Data extracts below:

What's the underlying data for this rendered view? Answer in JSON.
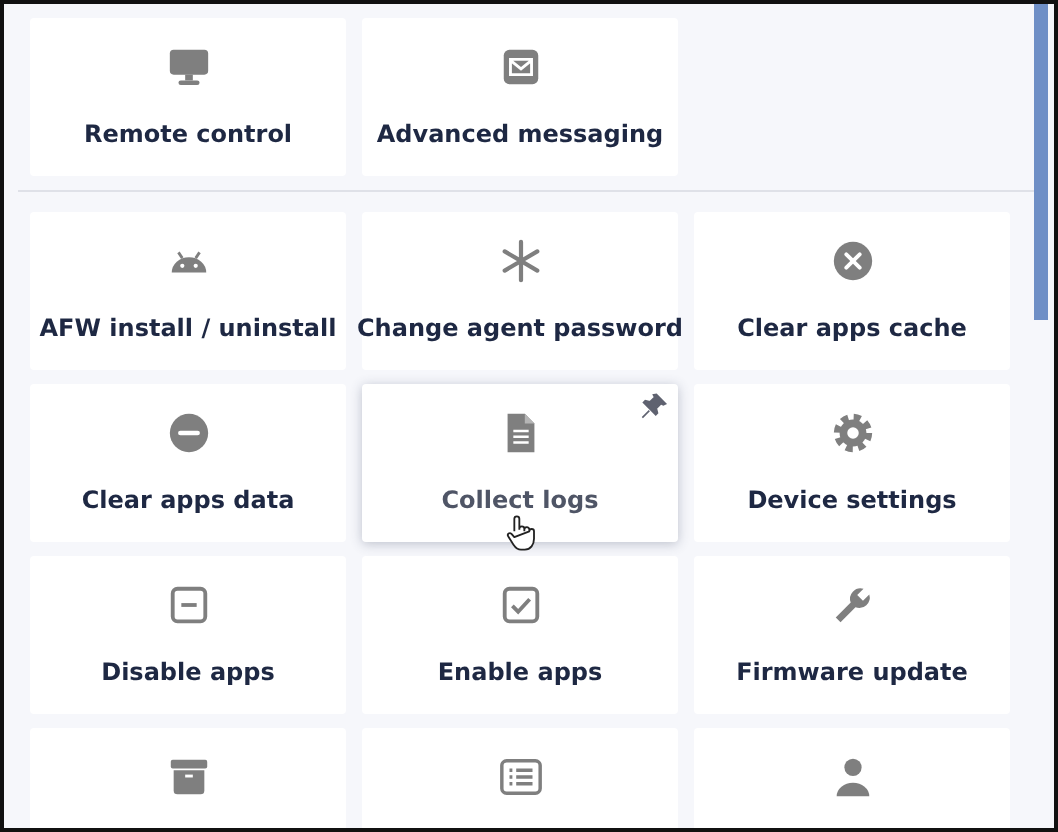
{
  "sections": [
    {
      "items": [
        {
          "label": "Remote control",
          "hovered": false
        },
        {
          "label": "Advanced messaging",
          "hovered": false
        }
      ]
    },
    {
      "items": [
        {
          "label": "AFW install / uninstall",
          "hovered": false
        },
        {
          "label": "Change agent password",
          "hovered": false
        },
        {
          "label": "Clear apps cache",
          "hovered": false
        },
        {
          "label": "Clear apps data",
          "hovered": false
        },
        {
          "label": "Collect logs",
          "hovered": true
        },
        {
          "label": "Device settings",
          "hovered": false
        },
        {
          "label": "Disable apps",
          "hovered": false
        },
        {
          "label": "Enable apps",
          "hovered": false
        },
        {
          "label": "Firmware update",
          "hovered": false
        },
        {
          "hovered": false
        },
        {
          "hovered": false
        },
        {
          "hovered": false
        }
      ]
    }
  ]
}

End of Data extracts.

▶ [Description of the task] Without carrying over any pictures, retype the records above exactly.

▶ [Solution]
What's the underlying data for this rendered view? Answer in JSON.
{
  "sections": [
    {
      "items": [
        {
          "label": "Remote control",
          "hovered": false
        },
        {
          "label": "Advanced messaging",
          "hovered": false
        }
      ]
    },
    {
      "items": [
        {
          "label": "AFW install / uninstall",
          "hovered": false
        },
        {
          "label": "Change agent password",
          "hovered": false
        },
        {
          "label": "Clear apps cache",
          "hovered": false
        },
        {
          "label": "Clear apps data",
          "hovered": false
        },
        {
          "label": "Collect logs",
          "hovered": true
        },
        {
          "label": "Device settings",
          "hovered": false
        },
        {
          "label": "Disable apps",
          "hovered": false
        },
        {
          "label": "Enable apps",
          "hovered": false
        },
        {
          "label": "Firmware update",
          "hovered": false
        },
        {
          "hovered": false
        },
        {
          "hovered": false
        },
        {
          "hovered": false
        }
      ]
    }
  ]
}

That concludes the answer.